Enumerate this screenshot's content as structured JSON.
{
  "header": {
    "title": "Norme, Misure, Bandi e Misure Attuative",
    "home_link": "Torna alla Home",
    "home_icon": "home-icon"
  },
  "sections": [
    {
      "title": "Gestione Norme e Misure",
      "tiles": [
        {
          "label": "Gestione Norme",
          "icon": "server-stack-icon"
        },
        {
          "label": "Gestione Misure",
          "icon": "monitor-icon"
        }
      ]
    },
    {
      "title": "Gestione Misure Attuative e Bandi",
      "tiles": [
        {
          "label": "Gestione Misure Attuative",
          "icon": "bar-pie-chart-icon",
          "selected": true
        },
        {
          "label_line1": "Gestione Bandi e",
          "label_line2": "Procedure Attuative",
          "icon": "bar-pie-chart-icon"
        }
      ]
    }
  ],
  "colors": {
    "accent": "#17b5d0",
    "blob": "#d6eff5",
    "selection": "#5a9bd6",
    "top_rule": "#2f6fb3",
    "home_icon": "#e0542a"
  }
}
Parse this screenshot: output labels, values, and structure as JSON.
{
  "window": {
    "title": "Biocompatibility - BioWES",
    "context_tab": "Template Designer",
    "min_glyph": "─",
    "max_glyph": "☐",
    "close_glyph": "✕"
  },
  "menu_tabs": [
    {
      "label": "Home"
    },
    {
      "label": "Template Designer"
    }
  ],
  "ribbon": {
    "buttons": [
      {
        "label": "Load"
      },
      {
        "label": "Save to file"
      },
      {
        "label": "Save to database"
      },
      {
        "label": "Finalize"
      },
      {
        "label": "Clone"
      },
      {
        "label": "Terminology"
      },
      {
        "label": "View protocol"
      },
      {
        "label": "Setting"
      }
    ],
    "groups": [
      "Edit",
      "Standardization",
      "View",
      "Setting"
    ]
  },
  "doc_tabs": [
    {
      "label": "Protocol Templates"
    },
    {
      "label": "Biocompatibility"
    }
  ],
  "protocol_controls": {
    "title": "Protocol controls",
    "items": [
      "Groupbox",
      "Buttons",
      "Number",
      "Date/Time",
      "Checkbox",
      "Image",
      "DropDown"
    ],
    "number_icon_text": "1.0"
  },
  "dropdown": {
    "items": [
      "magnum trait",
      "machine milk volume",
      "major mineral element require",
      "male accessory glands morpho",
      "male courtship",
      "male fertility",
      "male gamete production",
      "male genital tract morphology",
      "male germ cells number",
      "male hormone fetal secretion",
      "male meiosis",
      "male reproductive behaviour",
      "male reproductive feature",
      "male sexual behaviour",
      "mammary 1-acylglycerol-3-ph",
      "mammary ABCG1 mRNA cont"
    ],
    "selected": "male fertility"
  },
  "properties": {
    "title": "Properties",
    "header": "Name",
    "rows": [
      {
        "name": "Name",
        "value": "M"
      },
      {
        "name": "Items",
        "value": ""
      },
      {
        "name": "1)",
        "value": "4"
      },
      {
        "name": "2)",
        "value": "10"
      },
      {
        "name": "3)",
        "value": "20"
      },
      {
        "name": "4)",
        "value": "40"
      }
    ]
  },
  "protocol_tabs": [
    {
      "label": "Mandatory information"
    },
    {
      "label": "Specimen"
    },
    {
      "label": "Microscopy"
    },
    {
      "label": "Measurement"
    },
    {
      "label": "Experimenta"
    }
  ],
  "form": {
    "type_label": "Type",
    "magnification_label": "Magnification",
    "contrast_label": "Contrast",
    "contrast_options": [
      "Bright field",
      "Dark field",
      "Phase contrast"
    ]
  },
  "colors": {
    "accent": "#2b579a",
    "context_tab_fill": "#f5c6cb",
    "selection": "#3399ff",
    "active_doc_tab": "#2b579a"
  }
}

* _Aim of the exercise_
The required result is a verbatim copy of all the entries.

* _Answer box_
Enumerate this screenshot's content as structured JSON.
{
  "header": {
    "title": "Norme, Misure, Bandi e Misure Attuative",
    "home_link": "Torna alla Home",
    "home_icon": "home-icon"
  },
  "sections": [
    {
      "title": "Gestione Norme e Misure",
      "tiles": [
        {
          "label": "Gestione Norme",
          "icon": "server-stack-icon"
        },
        {
          "label": "Gestione Misure",
          "icon": "monitor-icon"
        }
      ]
    },
    {
      "title": "Gestione Misure Attuative e Bandi",
      "tiles": [
        {
          "label": "Gestione Misure Attuative",
          "icon": "bar-pie-chart-icon",
          "selected": true
        },
        {
          "label_line1": "Gestione Bandi e",
          "label_line2": "Procedure Attuative",
          "icon": "bar-pie-chart-icon"
        }
      ]
    }
  ],
  "colors": {
    "accent": "#17b5d0",
    "blob": "#d6eff5",
    "selection": "#5a9bd6",
    "top_rule": "#2f6fb3",
    "home_icon": "#e0542a"
  }
}
Parse this screenshot: output labels, values, and structure as JSON.
{
  "window": {
    "title": "Biocompatibility - BioWES",
    "context_tab": "Template Designer",
    "min_glyph": "─",
    "max_glyph": "☐",
    "close_glyph": "✕"
  },
  "menu_tabs": [
    {
      "label": "Home"
    },
    {
      "label": "Template Designer"
    }
  ],
  "ribbon": {
    "buttons": [
      {
        "label": "Load"
      },
      {
        "label": "Save to file"
      },
      {
        "label": "Save to database"
      },
      {
        "label": "Finalize"
      },
      {
        "label": "Clone"
      },
      {
        "label": "Terminology"
      },
      {
        "label": "View protocol"
      },
      {
        "label": "Setting"
      }
    ],
    "groups": [
      "Edit",
      "Standardization",
      "View",
      "Setting"
    ]
  },
  "doc_tabs": [
    {
      "label": "Protocol Templates"
    },
    {
      "label": "Biocompatibility"
    }
  ],
  "protocol_controls": {
    "title": "Protocol controls",
    "items": [
      "Groupbox",
      "Buttons",
      "Number",
      "Date/Time",
      "Checkbox",
      "Image",
      "DropDown"
    ],
    "number_icon_text": "1.0"
  },
  "dropdown": {
    "items": [
      "magnum trait",
      "machine milk volume",
      "major mineral element require",
      "male accessory glands morpho",
      "male courtship",
      "male fertility",
      "male gamete production",
      "male genital tract morphology",
      "male germ cells number",
      "male hormone fetal secretion",
      "male meiosis",
      "male reproductive behaviour",
      "male reproductive feature",
      "male sexual behaviour",
      "mammary 1-acylglycerol-3-ph",
      "mammary ABCG1 mRNA cont"
    ],
    "selected": "male fertility"
  },
  "properties": {
    "title": "Properties",
    "header": "Name",
    "rows": [
      {
        "name": "Name",
        "value": "M"
      },
      {
        "name": "Items",
        "value": ""
      },
      {
        "name": "1)",
        "value": "4"
      },
      {
        "name": "2)",
        "value": "10"
      },
      {
        "name": "3)",
        "value": "20"
      },
      {
        "name": "4)",
        "value": "40"
      }
    ]
  },
  "protocol_tabs": [
    {
      "label": "Mandatory information"
    },
    {
      "label": "Specimen"
    },
    {
      "label": "Microscopy"
    },
    {
      "label": "Measurement"
    },
    {
      "label": "Experimenta"
    }
  ],
  "form": {
    "type_label": "Type",
    "magnification_label": "Magnification",
    "contrast_label": "Contrast",
    "contrast_options": [
      "Bright field",
      "Dark field",
      "Phase contrast"
    ]
  },
  "colors": {
    "accent": "#2b579a",
    "context_tab_fill": "#f5c6cb",
    "selection": "#3399ff",
    "active_doc_tab": "#2b579a"
  }
}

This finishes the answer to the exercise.